Barefoot children in tattered clothes scramble through the dusty, trash-strewn streets of Dakar, tapping on car windows and shadowing market-goers in the hopes of a few coins or a cup of rice.

The sight of young people begging is not uncommon in a country struggling with deep-rooted poverty, but in the West African state of Senegal there is a twist.

These children are students in the nation’s traditional Koranic school system being forced by teachers to panhandle on pain of severe beatings, according to an investigation by global advocacy group Human Rights Watch released on Thursday.

“There are at least 50,000 children just in urban residential daaras (Koranic schools) that are living in conditions akin to slavery,” said study author Matt Wells.

Nine-year-old’s abortion stirs Brazil debate

Stuart Grudgings in Rio de Janeiro writes: The Roman Catholic Church’s strong opposition to an abortion carried out this week on a nine-year-old Brazilian girl suspected to have been raped by her stepfather has highlighted the uphill struggle that abortion reform advocates face in the Latin American country.

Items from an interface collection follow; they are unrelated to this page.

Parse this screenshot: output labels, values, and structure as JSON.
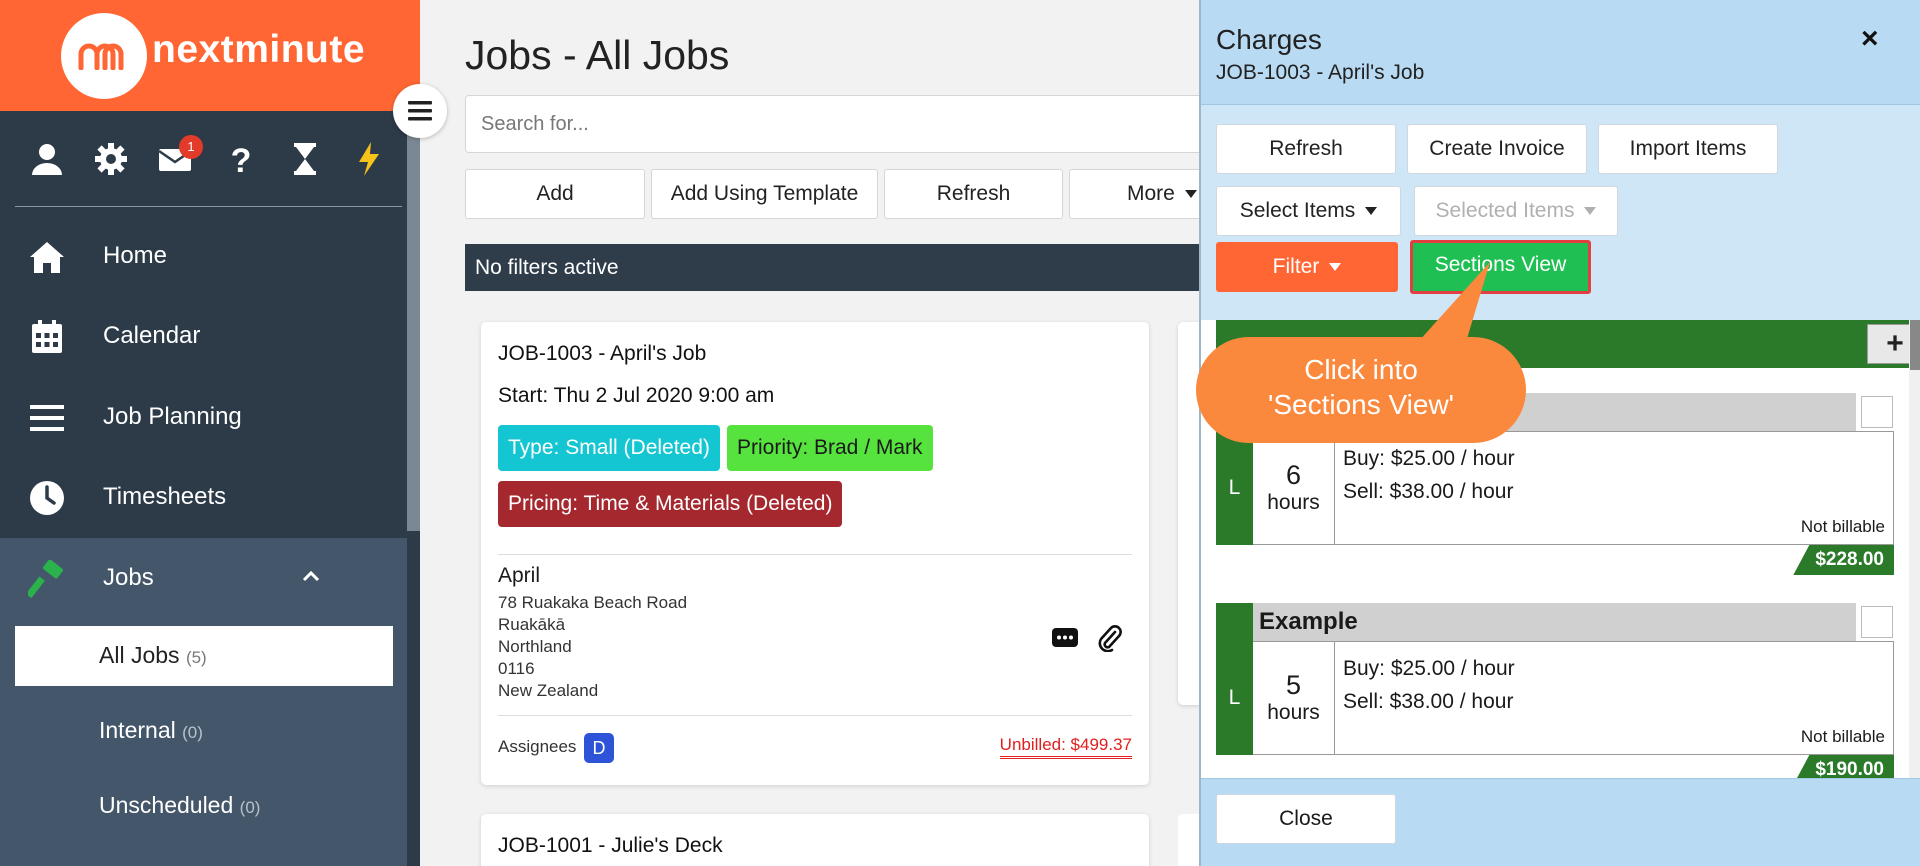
{
  "brand": {
    "logo_text": "nextminute",
    "primary": "#ff6633",
    "sidebar_bg": "#2d3a48"
  },
  "header_icons": [
    "user-icon",
    "gear-icon",
    "mail-icon",
    "help-icon",
    "hourglass-icon",
    "lightning-icon"
  ],
  "mail_badge": "1",
  "nav": {
    "home": "Home",
    "calendar": "Calendar",
    "job_planning": "Job Planning",
    "timesheets": "Timesheets",
    "jobs": "Jobs"
  },
  "jobs_sub": {
    "all_jobs": {
      "label": "All Jobs",
      "count": "(5)"
    },
    "internal": {
      "label": "Internal",
      "count": "(0)"
    },
    "unscheduled": {
      "label": "Unscheduled",
      "count": "(0)"
    }
  },
  "page": {
    "title": "Jobs - All Jobs",
    "search_placeholder": "Search for...",
    "toolbar": {
      "add": "Add",
      "add_template": "Add Using Template",
      "refresh": "Refresh",
      "more": "More"
    },
    "filters_text": "No filters active"
  },
  "job_card": {
    "title": "JOB-1003 - April's Job",
    "start": "Start: Thu 2 Jul 2020 9:00 am",
    "type_tag": "Type: Small (Deleted)",
    "priority_tag": "Priority: Brad / Mark",
    "pricing_tag": "Pricing: Time & Materials (Deleted)",
    "client": "April",
    "address": [
      "78 Ruakaka Beach Road",
      "Ruakākā",
      "Northland",
      "0116",
      "New Zealand"
    ],
    "assignees_label": "Assignees",
    "assignee_initial": "D",
    "unbilled": "Unbilled: $499.37"
  },
  "job_card_2": {
    "title": "JOB-1001 - Julie's Deck"
  },
  "charges": {
    "title": "Charges",
    "subtitle": "JOB-1003 - April's Job",
    "close_x": "×",
    "buttons": {
      "refresh": "Refresh",
      "create_invoice": "Create Invoice",
      "import_items": "Import Items",
      "select_items": "Select Items",
      "selected_items": "Selected Items",
      "filter": "Filter",
      "sections_view": "Sections View",
      "add_section": "+",
      "close": "Close"
    },
    "items": [
      {
        "name": "",
        "type": "L",
        "qty": "6",
        "unit": "hours",
        "buy": "Buy: $25.00 / hour",
        "sell": "Sell: $38.00 / hour",
        "billable": "Not billable",
        "total": "$228.00"
      },
      {
        "name": "Example",
        "type": "L",
        "qty": "5",
        "unit": "hours",
        "buy": "Buy: $25.00 / hour",
        "sell": "Sell: $38.00 / hour",
        "billable": "Not billable",
        "total": "$190.00"
      }
    ]
  },
  "callout": {
    "line1": "Click into",
    "line2": "'Sections View'"
  }
}
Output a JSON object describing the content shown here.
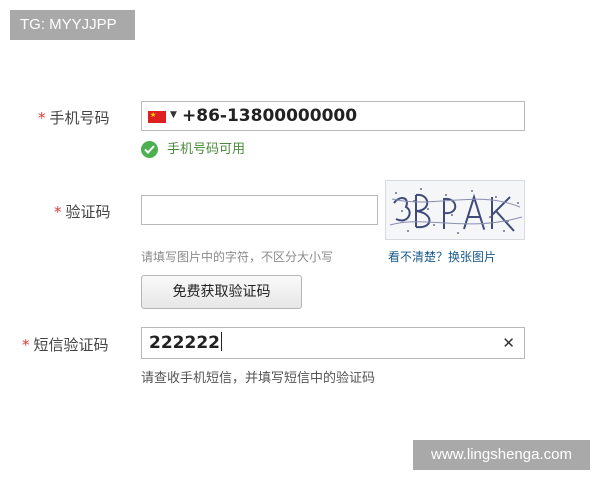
{
  "watermarks": {
    "top_left": "TG: MYYJJPP",
    "bottom_right": "www.lingshenga.com"
  },
  "required_mark": "*",
  "phone": {
    "label": "手机号码",
    "country_code_value": "+86-13800000000",
    "flag_icon": "china-flag-icon",
    "status_text": "手机号码可用",
    "status_color": "#4caf50"
  },
  "captcha": {
    "label": "验证码",
    "value": "",
    "image_text": "3PAK",
    "hint": "请填写图片中的字符，不区分大小写",
    "refresh_link": "看不清楚？换张图片"
  },
  "get_code_button": {
    "label": "免费获取验证码"
  },
  "sms": {
    "label": "短信验证码",
    "value": "222222",
    "hint": "请查收手机短信，并填写短信中的验证码",
    "clear_icon": "close-icon"
  },
  "colors": {
    "required_star": "#d23c3c",
    "link": "#1b5a8a",
    "badge_bg": "#a9a9a9"
  }
}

The reaction of the archbishop in northeastern Pernambuco state, who excommunicated the mother of the girl and the doctors, was criticized by Brazil’s health minister as “extreme.” Brazil’s President Luiz Inacio Lula da Silva, who has described abortion as a public issue rather than a moral one, also weighed in, saying “medicine is more correct than the Church.”

Debate in Brazil about the long taboo subject of abortion — which remains illegal except in cases of rape and when the mother’s life is in danger — has sprouted in recent years. The country’s Supreme Court is due to rule this year on whether the exceptions can extend to anencephalic pregnancies, when the fetus has no brain. But despite a rise in the number of legal abortions in recent years, opposition to reform remains stiff — principally from the Catholic Church, but also among a majority of Brazilians, polls show. Pope Benedict made opposition to abortion the cornerstone of his visit to the world’s most populous Catholic country two years ago.